Lines with the word "value" in them are the ones to copy from the records.

- ENTRIES SUPPLIED
_ _ _ _ _ _ _

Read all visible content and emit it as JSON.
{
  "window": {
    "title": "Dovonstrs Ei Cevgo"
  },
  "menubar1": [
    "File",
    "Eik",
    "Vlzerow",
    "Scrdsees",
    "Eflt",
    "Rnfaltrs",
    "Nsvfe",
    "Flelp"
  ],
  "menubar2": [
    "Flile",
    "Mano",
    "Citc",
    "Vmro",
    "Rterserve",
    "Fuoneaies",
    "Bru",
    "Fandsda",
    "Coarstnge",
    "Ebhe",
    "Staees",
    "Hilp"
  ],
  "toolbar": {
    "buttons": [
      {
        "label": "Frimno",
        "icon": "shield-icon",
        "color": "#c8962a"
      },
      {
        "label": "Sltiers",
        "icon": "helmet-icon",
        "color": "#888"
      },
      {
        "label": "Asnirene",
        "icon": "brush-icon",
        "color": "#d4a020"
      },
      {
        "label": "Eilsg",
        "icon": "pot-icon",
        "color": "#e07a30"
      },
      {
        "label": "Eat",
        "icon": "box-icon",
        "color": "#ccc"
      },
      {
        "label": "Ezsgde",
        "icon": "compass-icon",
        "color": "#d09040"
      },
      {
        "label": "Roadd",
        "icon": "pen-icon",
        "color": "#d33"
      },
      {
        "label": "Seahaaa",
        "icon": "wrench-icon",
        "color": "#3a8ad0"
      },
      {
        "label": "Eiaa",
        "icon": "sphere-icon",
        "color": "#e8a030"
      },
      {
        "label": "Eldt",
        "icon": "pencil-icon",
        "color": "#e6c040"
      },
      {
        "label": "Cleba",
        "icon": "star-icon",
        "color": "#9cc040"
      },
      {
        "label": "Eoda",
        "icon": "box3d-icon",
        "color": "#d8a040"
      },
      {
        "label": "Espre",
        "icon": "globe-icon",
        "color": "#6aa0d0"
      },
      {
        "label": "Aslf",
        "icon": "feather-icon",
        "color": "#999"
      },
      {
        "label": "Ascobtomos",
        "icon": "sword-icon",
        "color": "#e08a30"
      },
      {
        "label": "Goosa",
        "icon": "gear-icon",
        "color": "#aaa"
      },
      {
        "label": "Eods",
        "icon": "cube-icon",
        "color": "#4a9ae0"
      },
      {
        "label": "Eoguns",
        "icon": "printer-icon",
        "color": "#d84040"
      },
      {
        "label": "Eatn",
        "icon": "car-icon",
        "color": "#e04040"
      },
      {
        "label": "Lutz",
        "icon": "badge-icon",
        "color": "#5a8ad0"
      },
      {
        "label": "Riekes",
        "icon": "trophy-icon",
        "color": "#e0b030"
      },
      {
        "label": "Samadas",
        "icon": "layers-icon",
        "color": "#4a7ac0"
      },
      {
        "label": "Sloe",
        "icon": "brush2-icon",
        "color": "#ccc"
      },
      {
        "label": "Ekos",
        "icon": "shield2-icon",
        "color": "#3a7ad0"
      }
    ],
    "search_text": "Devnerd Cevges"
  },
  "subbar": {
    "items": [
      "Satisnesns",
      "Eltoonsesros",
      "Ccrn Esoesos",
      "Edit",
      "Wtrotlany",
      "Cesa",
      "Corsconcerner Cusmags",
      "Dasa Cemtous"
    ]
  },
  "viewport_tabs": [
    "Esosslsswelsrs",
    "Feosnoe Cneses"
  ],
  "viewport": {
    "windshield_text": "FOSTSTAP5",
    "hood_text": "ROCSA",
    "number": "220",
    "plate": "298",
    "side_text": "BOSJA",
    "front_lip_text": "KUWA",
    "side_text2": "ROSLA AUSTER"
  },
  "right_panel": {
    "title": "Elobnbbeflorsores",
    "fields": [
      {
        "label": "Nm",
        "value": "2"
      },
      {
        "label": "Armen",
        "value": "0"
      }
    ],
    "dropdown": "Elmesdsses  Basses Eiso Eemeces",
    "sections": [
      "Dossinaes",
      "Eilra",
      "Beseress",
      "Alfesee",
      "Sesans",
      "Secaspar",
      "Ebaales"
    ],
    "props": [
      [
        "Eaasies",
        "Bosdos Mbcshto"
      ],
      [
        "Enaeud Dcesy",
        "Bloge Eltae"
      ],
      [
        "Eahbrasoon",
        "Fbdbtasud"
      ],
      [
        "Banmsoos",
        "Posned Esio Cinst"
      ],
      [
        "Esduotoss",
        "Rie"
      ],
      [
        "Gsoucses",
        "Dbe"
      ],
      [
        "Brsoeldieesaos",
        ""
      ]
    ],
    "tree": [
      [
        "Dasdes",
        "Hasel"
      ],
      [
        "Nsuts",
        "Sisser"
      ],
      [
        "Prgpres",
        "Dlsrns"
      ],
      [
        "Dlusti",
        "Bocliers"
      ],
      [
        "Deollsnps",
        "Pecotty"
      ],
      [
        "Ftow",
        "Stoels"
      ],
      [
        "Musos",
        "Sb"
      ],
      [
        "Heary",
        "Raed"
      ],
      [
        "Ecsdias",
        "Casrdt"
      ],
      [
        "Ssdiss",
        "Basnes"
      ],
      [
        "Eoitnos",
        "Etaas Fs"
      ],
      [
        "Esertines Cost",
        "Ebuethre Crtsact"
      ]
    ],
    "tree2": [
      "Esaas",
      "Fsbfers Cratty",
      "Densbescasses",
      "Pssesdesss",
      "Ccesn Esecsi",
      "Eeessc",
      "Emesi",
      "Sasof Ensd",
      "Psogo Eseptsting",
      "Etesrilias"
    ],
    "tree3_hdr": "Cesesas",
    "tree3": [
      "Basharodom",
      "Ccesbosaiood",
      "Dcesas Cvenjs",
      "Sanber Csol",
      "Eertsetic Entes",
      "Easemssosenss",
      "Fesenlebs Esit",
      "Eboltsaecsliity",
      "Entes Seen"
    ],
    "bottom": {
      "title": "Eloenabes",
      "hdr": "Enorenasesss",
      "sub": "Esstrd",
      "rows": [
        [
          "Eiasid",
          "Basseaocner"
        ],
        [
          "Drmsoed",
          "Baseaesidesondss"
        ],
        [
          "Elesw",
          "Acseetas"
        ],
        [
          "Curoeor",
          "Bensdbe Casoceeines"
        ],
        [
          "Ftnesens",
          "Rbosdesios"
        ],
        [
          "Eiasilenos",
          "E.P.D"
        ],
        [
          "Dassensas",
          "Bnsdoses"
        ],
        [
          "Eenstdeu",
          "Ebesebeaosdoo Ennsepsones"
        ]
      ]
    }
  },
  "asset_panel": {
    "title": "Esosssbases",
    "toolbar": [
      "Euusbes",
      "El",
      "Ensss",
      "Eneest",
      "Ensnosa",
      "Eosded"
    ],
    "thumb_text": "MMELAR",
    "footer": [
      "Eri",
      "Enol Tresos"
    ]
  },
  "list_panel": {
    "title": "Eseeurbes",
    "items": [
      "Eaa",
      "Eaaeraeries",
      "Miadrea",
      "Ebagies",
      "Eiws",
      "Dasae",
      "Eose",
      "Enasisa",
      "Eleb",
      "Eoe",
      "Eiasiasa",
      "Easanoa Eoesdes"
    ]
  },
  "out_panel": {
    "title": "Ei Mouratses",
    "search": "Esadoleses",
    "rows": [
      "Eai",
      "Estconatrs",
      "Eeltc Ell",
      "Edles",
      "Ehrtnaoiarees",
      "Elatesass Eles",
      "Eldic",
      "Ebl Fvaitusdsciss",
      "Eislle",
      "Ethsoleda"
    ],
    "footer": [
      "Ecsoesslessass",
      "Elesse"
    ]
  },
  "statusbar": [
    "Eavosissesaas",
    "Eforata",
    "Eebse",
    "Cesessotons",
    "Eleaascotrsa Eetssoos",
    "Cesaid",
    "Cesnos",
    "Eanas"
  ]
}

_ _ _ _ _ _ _

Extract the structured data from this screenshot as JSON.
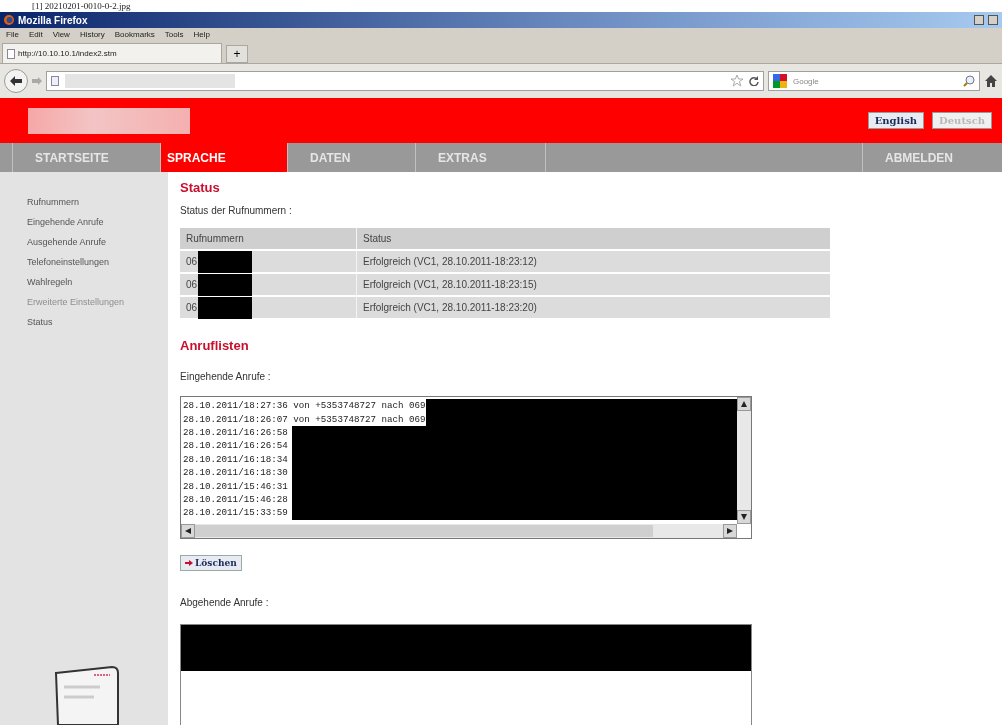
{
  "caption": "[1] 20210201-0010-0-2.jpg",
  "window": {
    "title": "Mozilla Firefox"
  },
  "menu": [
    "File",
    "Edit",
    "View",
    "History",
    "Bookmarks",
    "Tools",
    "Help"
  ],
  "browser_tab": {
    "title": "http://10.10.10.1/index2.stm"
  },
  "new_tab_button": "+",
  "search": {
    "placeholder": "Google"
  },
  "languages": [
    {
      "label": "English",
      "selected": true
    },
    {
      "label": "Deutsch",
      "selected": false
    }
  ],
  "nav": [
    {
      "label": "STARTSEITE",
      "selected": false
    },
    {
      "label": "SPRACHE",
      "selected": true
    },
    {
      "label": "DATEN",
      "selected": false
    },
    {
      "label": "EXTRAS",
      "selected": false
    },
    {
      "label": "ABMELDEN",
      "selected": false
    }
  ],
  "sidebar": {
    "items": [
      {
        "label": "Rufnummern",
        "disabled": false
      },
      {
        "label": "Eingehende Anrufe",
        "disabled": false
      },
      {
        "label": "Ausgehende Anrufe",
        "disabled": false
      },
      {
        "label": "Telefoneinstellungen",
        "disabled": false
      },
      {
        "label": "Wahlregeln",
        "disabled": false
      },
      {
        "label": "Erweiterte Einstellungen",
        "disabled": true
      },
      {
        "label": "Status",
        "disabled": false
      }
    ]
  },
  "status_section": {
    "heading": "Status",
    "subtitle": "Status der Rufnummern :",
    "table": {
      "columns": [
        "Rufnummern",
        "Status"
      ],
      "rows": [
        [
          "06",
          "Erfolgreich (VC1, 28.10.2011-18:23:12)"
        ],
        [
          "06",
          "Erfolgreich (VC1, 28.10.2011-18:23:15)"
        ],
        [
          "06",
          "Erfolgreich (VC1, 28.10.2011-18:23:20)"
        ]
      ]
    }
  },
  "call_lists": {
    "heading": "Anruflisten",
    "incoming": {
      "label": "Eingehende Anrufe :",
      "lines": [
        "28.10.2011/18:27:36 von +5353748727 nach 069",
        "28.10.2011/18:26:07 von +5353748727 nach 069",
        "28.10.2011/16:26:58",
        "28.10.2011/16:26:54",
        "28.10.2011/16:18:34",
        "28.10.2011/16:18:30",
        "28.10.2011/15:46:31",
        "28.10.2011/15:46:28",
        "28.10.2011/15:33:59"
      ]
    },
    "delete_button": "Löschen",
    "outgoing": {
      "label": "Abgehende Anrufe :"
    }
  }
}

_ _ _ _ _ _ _

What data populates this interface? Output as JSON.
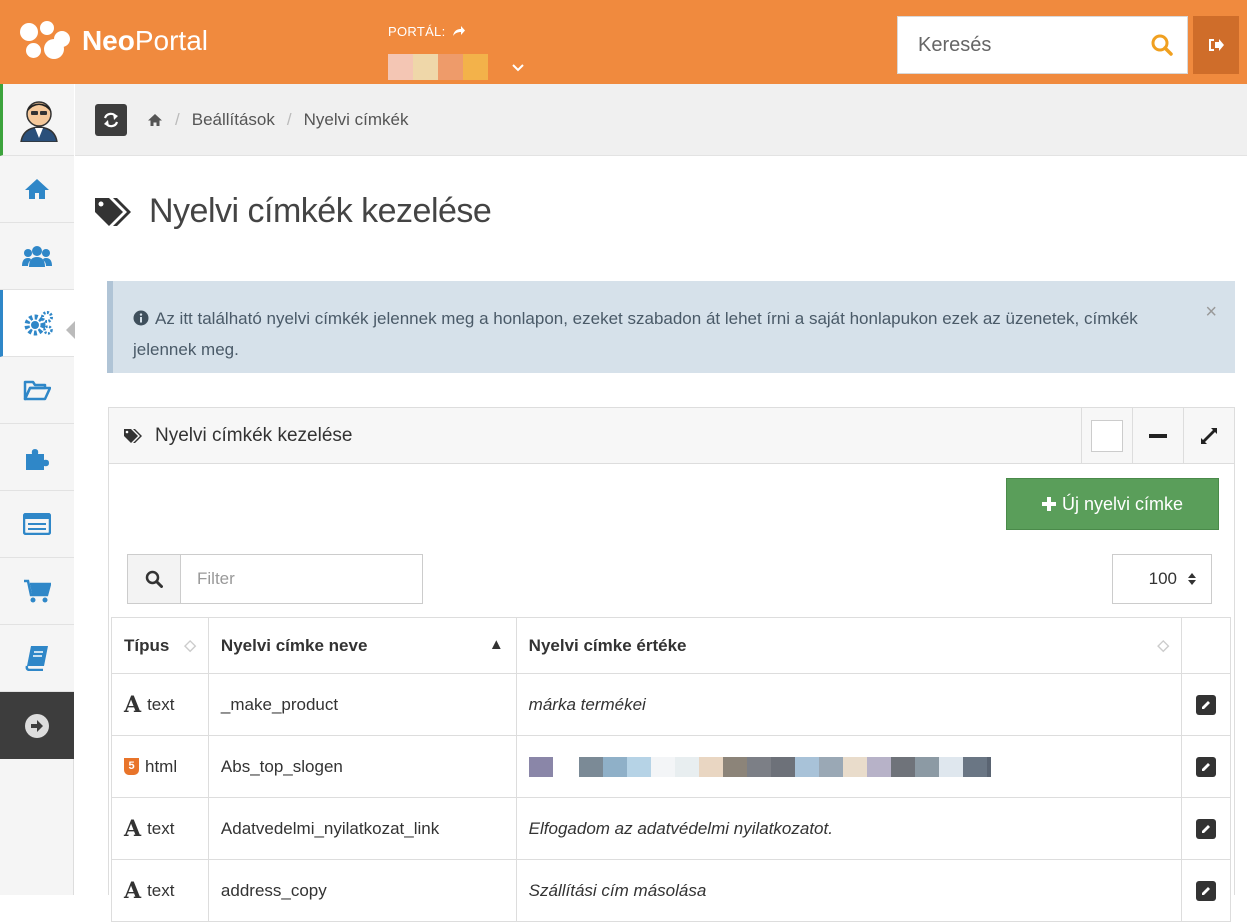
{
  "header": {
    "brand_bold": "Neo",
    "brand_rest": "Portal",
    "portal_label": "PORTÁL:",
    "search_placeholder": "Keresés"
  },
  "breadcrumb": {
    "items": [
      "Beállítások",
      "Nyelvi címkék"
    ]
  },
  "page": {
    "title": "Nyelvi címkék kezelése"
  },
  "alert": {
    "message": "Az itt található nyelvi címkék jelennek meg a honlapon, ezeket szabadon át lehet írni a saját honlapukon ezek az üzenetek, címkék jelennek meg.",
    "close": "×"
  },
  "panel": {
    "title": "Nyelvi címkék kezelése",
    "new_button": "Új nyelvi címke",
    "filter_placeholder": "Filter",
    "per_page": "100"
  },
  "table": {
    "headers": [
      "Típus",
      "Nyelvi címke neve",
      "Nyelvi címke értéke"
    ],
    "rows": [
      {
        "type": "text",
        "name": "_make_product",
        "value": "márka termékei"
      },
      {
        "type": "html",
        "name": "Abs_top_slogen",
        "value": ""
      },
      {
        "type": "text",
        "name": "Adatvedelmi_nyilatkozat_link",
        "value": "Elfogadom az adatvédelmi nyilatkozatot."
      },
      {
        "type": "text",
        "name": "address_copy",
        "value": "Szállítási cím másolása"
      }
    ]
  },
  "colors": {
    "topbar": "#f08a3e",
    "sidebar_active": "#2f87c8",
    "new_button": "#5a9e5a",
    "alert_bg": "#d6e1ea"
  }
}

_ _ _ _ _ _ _

- YOUR RESPONSE
        "value": "2"
        "value": "0"
        "value": "márka termékei"
        "value": ""
        "value": "Elfogadom az adatvédelmi nyilatkozatot."
        "value": "Szállítási cím másolása"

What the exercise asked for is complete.